(Publisher version), 4MB

Supplementary Material (public)

JCI87043.sd.pdf
(Supplementary material), 398KB

Citation

Kurz, A. R. M., Pruenster, M., Rohwedder, I., Ramadass, M., Schaefer, K., Harrison, U., et al. (2016). MST1-dependent vesicle trafficking regulates neutrophil transmigration through the vascular basement membrane. The Journal of Clinical Investigation, 126(11), 4125-4139. doi:10.1172/JCI87043.

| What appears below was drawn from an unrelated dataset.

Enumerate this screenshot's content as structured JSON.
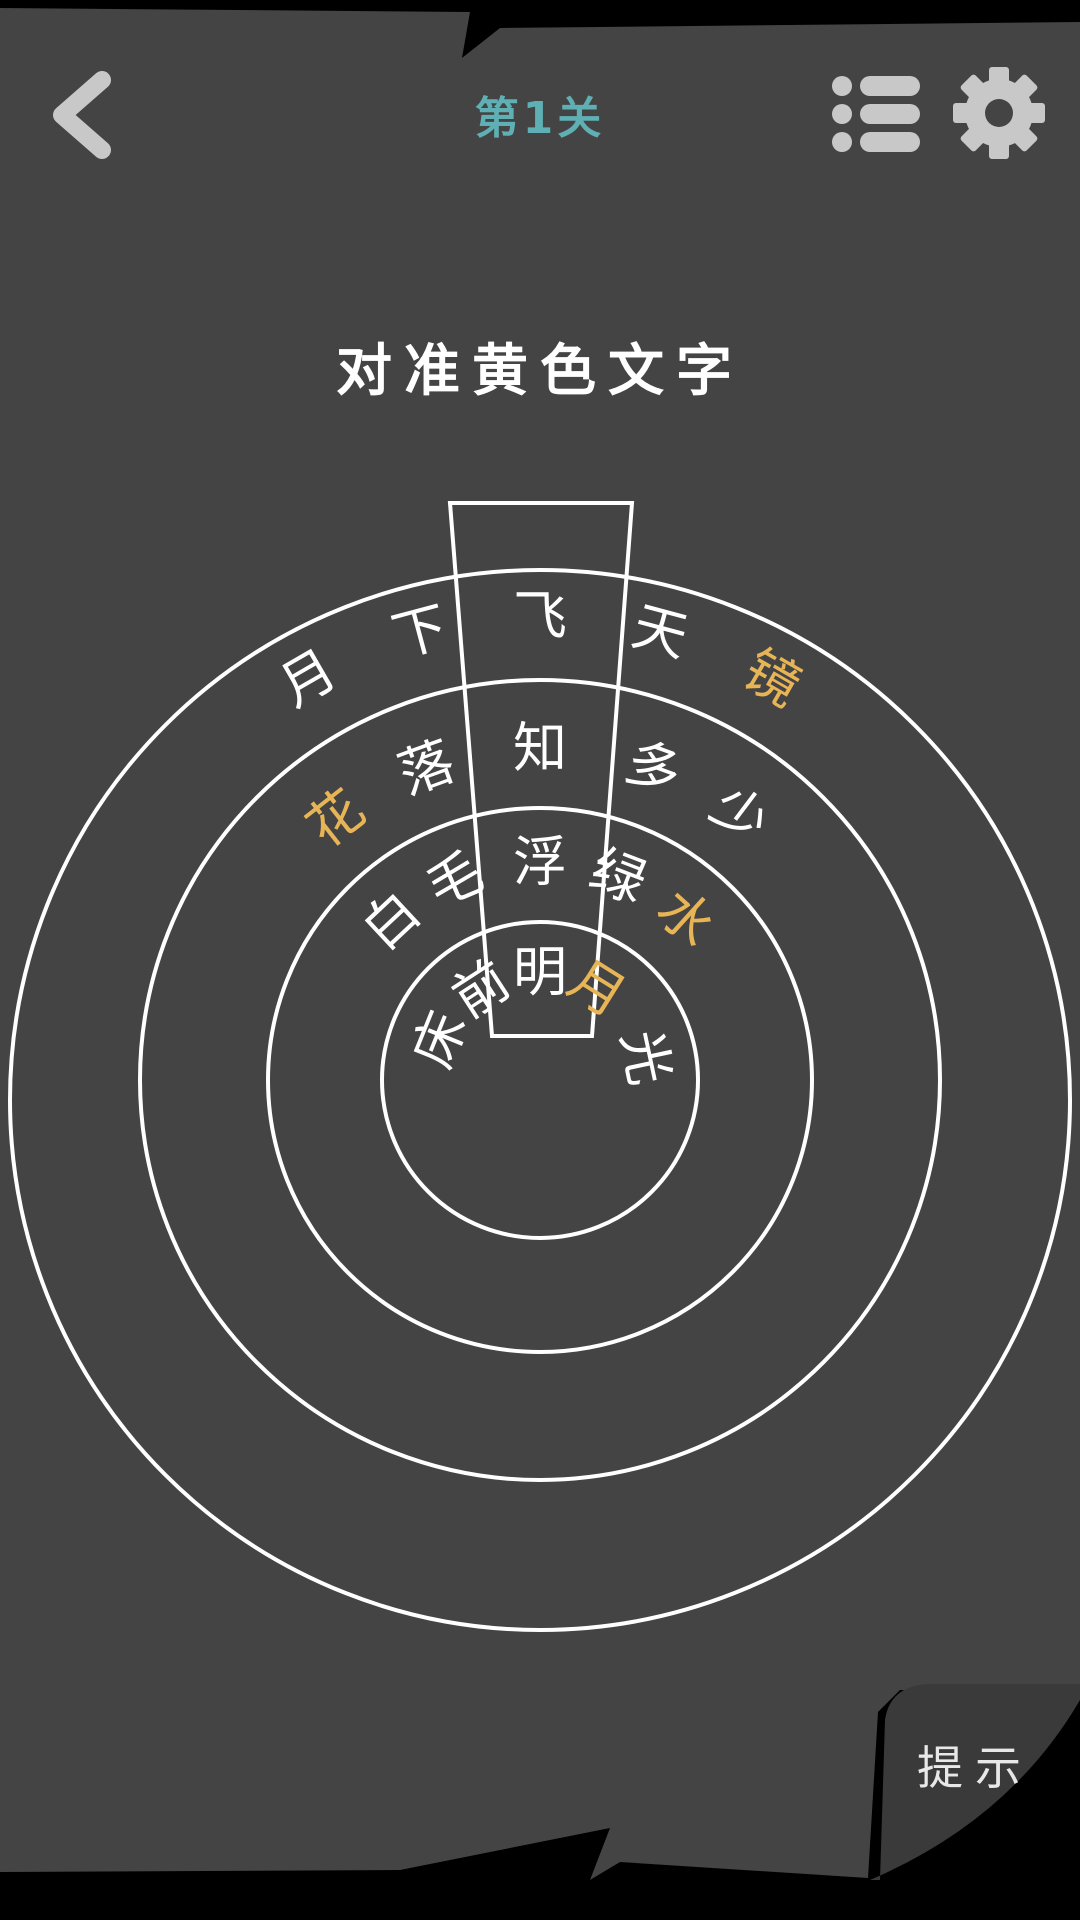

Cite as: http://hdl.handle.net/11858/00-001M-0000-002C-18DB-E
Abstract
Neutrophils need to penetrate the perivascular basement membrane for successful extravasation into inflamed tissue, but this process is incompletely understood. Recent findings have associated mammalian sterile 20-like Kinase 1 (MST1) loss of function with a human primary immunodeficiency disorder, suggesting that MST1 may be involved in immune cell migration. Here, we have shown that MST1 is a critical regulator of neutrophil extravasation during inflammation. Mst1-deficient (Mst1(-/-)) neutrophils were unable to migrate into inflamed murine cremaster muscle venules, instead persisting between the endothelium and the basement membrane. Mst1(-/-) neutrophils also failed to extravasate from gastric submucosal vessels in a murine model of Helicobacter pylori infection. Mechanistically, we observed defective translocation of VLA-3, VLA-6, and neutrophil elastase from intracellular vesicles to the surface of Mst1(-/-) neutrophils, indicating that MST1 is required for this crucial step in neutrophil transmigration. Furthermore, we found that MST1 associates with the Rab27 effector protein synaptotagmin-like protein 1 (JFC1, encoded by Sytl1 in mice), but not Munc13-4, thereby regulating the trafficking of Rab27-positive vesicles to the cellular membrane. Together, these findings highlight a role for MST1 in vesicle trafficking and extravasation in neutrophils, providing an additional mechanistic explanation for the severe immune defect observed in patients with MST1 deficiency.